Gratitude is becoming extremely important.  When each of us cultivates a real sense of gratitude to the gods and goddesses (or the Divine in general for all of you non-polytheists out there), the land we live on, and each other, we enable the continued survival of life.  I am reminded of a Hopi story of the First World.  When the people asked the Creator if he had any instructions to them he said (and I am paraphrasing from memory here), “No, only that you are grateful for what has been made for you”.  Just like Cicero’s quote above, I do feel that gratitude is where all virtue finds it’s source, and is the safety net for all others when they may fail.  When Cormac Mac Art (may he return to us someday) speaks of praise instead of reproach, it is a profound teaching.  It reminds us that we can get more out of each other and the world when we concentrate on giving praise and appreciation where it is due, and by so doing, give birth to gratitude.

1. Lynch, Tim. “Highlights from the Research Project on Gratitude and Thankfulness”.

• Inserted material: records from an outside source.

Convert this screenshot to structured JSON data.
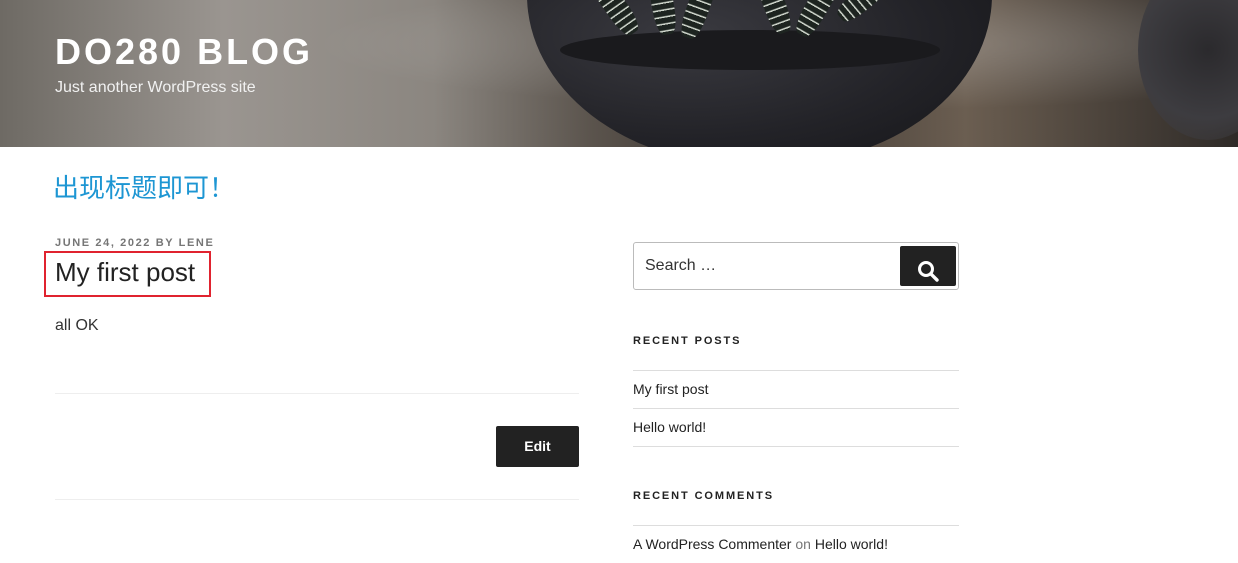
{
  "header": {
    "site_title": "DO280 BLOG",
    "site_description": "Just another WordPress site"
  },
  "page": {
    "heading": "出现标题即可！"
  },
  "post": {
    "date": "JUNE 24, 2022",
    "by": "BY",
    "author": "LENE",
    "title": "My first post",
    "body": "all OK",
    "edit_label": "Edit"
  },
  "sidebar": {
    "search": {
      "placeholder": "Search …"
    },
    "recent_posts": {
      "title": "RECENT POSTS",
      "items": [
        {
          "label": "My first post"
        },
        {
          "label": "Hello world!"
        }
      ]
    },
    "recent_comments": {
      "title": "RECENT COMMENTS",
      "items": [
        {
          "author": "A WordPress Commenter",
          "on": "on",
          "post": "Hello world!"
        }
      ]
    }
  },
  "colors": {
    "accent_link": "#1d96d3",
    "button_dark": "#222222",
    "highlight_box": "#e0232f"
  },
  "icons": {
    "search_button": "search-icon"
  }
}
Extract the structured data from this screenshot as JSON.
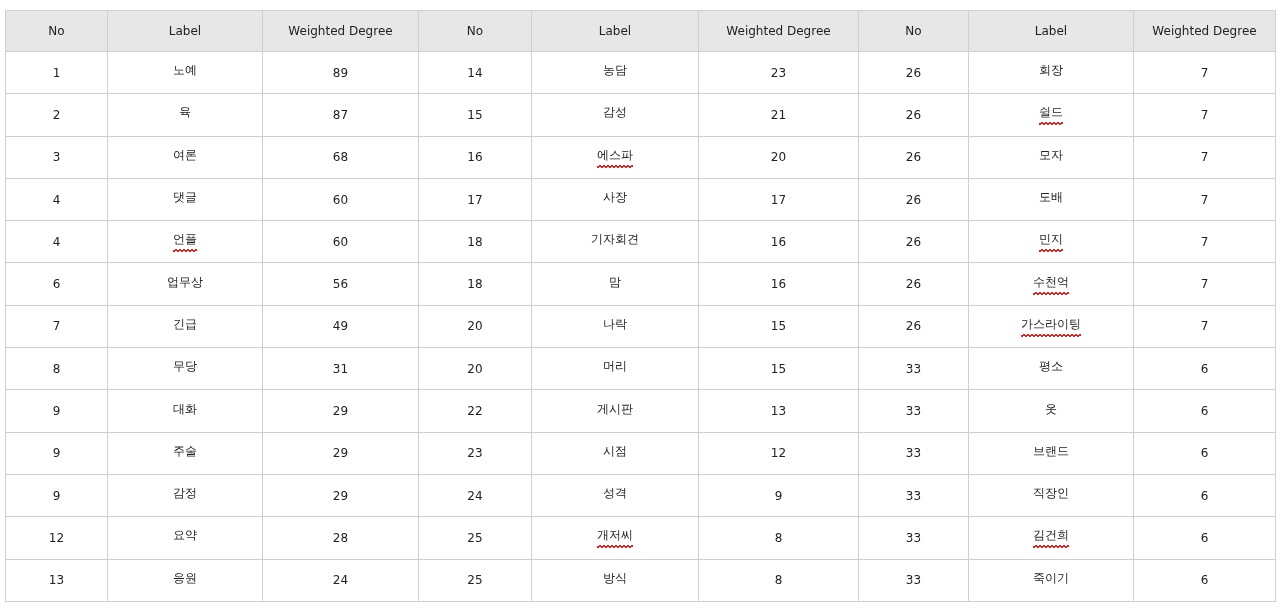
{
  "table": {
    "columns": [
      "No",
      "Label",
      "Weighted Degree",
      "No",
      "Label",
      "Weighted Degree",
      "No",
      "Label",
      "Weighted Degree"
    ],
    "rows": [
      [
        {
          "no": "1",
          "label": "노예",
          "misspelled": false,
          "degree": "89"
        },
        {
          "no": "14",
          "label": "농담",
          "misspelled": false,
          "degree": "23"
        },
        {
          "no": "26",
          "label": "회장",
          "misspelled": false,
          "degree": "7"
        }
      ],
      [
        {
          "no": "2",
          "label": "육",
          "misspelled": false,
          "degree": "87"
        },
        {
          "no": "15",
          "label": "감성",
          "misspelled": false,
          "degree": "21"
        },
        {
          "no": "26",
          "label": "쉴드",
          "misspelled": true,
          "degree": "7"
        }
      ],
      [
        {
          "no": "3",
          "label": "여론",
          "misspelled": false,
          "degree": "68"
        },
        {
          "no": "16",
          "label": "에스파",
          "misspelled": true,
          "degree": "20"
        },
        {
          "no": "26",
          "label": "모자",
          "misspelled": false,
          "degree": "7"
        }
      ],
      [
        {
          "no": "4",
          "label": "댓글",
          "misspelled": false,
          "degree": "60"
        },
        {
          "no": "17",
          "label": "사장",
          "misspelled": false,
          "degree": "17"
        },
        {
          "no": "26",
          "label": "도배",
          "misspelled": false,
          "degree": "7"
        }
      ],
      [
        {
          "no": "4",
          "label": "언플",
          "misspelled": true,
          "degree": "60"
        },
        {
          "no": "18",
          "label": "기자회견",
          "misspelled": false,
          "degree": "16"
        },
        {
          "no": "26",
          "label": "민지",
          "misspelled": true,
          "degree": "7"
        }
      ],
      [
        {
          "no": "6",
          "label": "업무상",
          "misspelled": false,
          "degree": "56"
        },
        {
          "no": "18",
          "label": "맘",
          "misspelled": false,
          "degree": "16"
        },
        {
          "no": "26",
          "label": "수천억",
          "misspelled": true,
          "degree": "7"
        }
      ],
      [
        {
          "no": "7",
          "label": "긴급",
          "misspelled": false,
          "degree": "49"
        },
        {
          "no": "20",
          "label": "나락",
          "misspelled": false,
          "degree": "15"
        },
        {
          "no": "26",
          "label": "가스라이팅",
          "misspelled": true,
          "degree": "7"
        }
      ],
      [
        {
          "no": "8",
          "label": "무당",
          "misspelled": false,
          "degree": "31"
        },
        {
          "no": "20",
          "label": "머리",
          "misspelled": false,
          "degree": "15"
        },
        {
          "no": "33",
          "label": "평소",
          "misspelled": false,
          "degree": "6"
        }
      ],
      [
        {
          "no": "9",
          "label": "대화",
          "misspelled": false,
          "degree": "29"
        },
        {
          "no": "22",
          "label": "게시판",
          "misspelled": false,
          "degree": "13"
        },
        {
          "no": "33",
          "label": "옷",
          "misspelled": false,
          "degree": "6"
        }
      ],
      [
        {
          "no": "9",
          "label": "주술",
          "misspelled": false,
          "degree": "29"
        },
        {
          "no": "23",
          "label": "시점",
          "misspelled": false,
          "degree": "12"
        },
        {
          "no": "33",
          "label": "브랜드",
          "misspelled": false,
          "degree": "6"
        }
      ],
      [
        {
          "no": "9",
          "label": "감정",
          "misspelled": false,
          "degree": "29"
        },
        {
          "no": "24",
          "label": "성격",
          "misspelled": false,
          "degree": "9"
        },
        {
          "no": "33",
          "label": "직장인",
          "misspelled": false,
          "degree": "6"
        }
      ],
      [
        {
          "no": "12",
          "label": "요약",
          "misspelled": false,
          "degree": "28"
        },
        {
          "no": "25",
          "label": "개저씨",
          "misspelled": true,
          "degree": "8"
        },
        {
          "no": "33",
          "label": "김건희",
          "misspelled": true,
          "degree": "6"
        }
      ],
      [
        {
          "no": "13",
          "label": "응원",
          "misspelled": false,
          "degree": "24"
        },
        {
          "no": "25",
          "label": "방식",
          "misspelled": false,
          "degree": "8"
        },
        {
          "no": "33",
          "label": "죽이기",
          "misspelled": false,
          "degree": "6"
        }
      ]
    ]
  }
}
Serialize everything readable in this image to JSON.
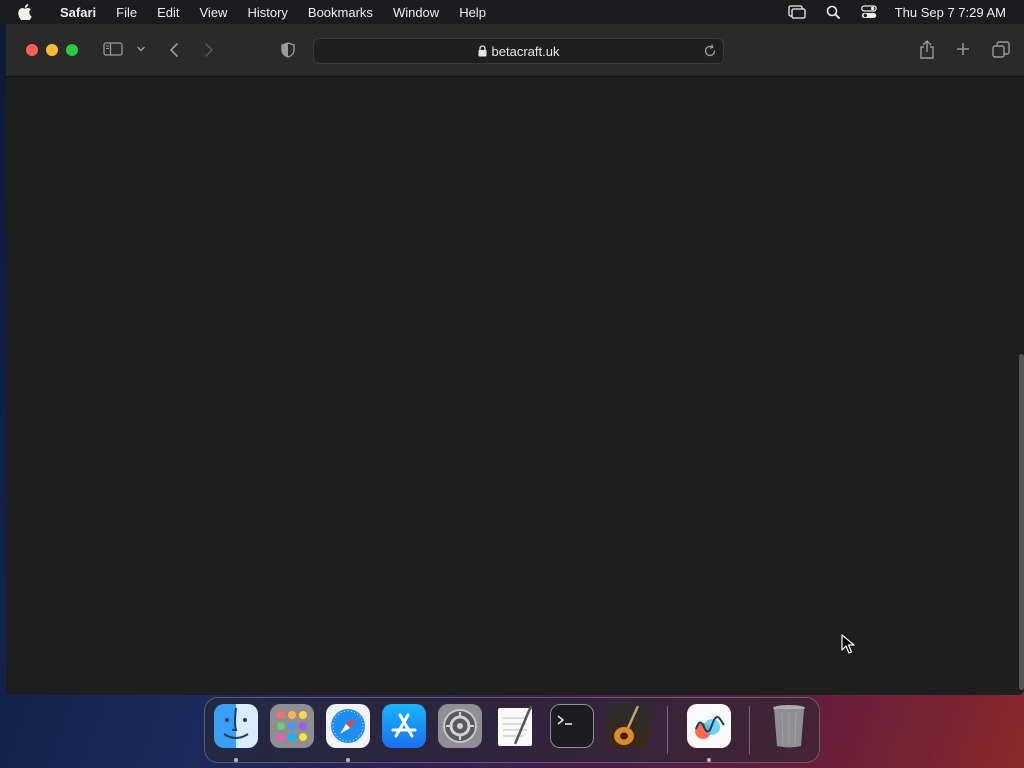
{
  "menubar": {
    "app_name": "Safari",
    "items": [
      "File",
      "Edit",
      "View",
      "History",
      "Bookmarks",
      "Window",
      "Help"
    ],
    "clock": "Thu Sep 7  7:29 AM"
  },
  "browser": {
    "url": "betacraft.uk"
  },
  "dock": {
    "apps": [
      "Finder",
      "Launchpad",
      "Safari",
      "App Store",
      "System Preferences",
      "TextEdit",
      "Terminal",
      "GarageBand",
      "Freeform",
      "Trash"
    ]
  }
}
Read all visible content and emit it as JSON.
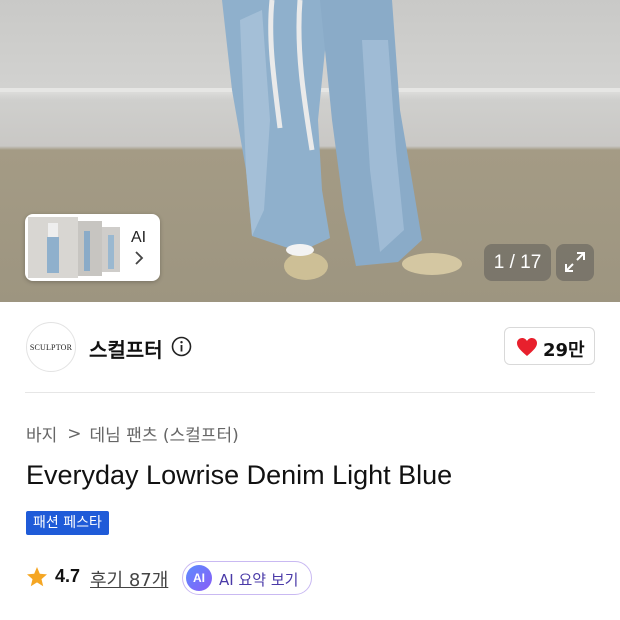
{
  "gallery": {
    "counter": "1 / 17",
    "thumb_badge": "AI",
    "icons": {
      "expand": "expand-icon",
      "next": "chevron-right-icon"
    }
  },
  "brand": {
    "logo_text": "SCULPTOR",
    "name": "스컬프터",
    "info_icon": "info-icon"
  },
  "like": {
    "count": "29만",
    "icon": "heart-icon",
    "color": "#e8202d"
  },
  "breadcrumb": {
    "category": "바지",
    "separator": ">",
    "subcategory": "데님 팬츠 (스컬프터)"
  },
  "product": {
    "title": "Everyday Lowrise Denim Light Blue",
    "promo_badge": "패션 페스타",
    "rating": "4.7",
    "reviews": "후기 87개",
    "ai_summary": {
      "badge": "AI",
      "label": "AI 요약 보기"
    }
  },
  "colors": {
    "accent_blue": "#1f5bd8",
    "star": "#f5a623",
    "ai_border": "#c9b9f2"
  }
}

2. Sonja Haller (2008, November 24). Gratitude can help your health, marriage and more. The Arizona Republic.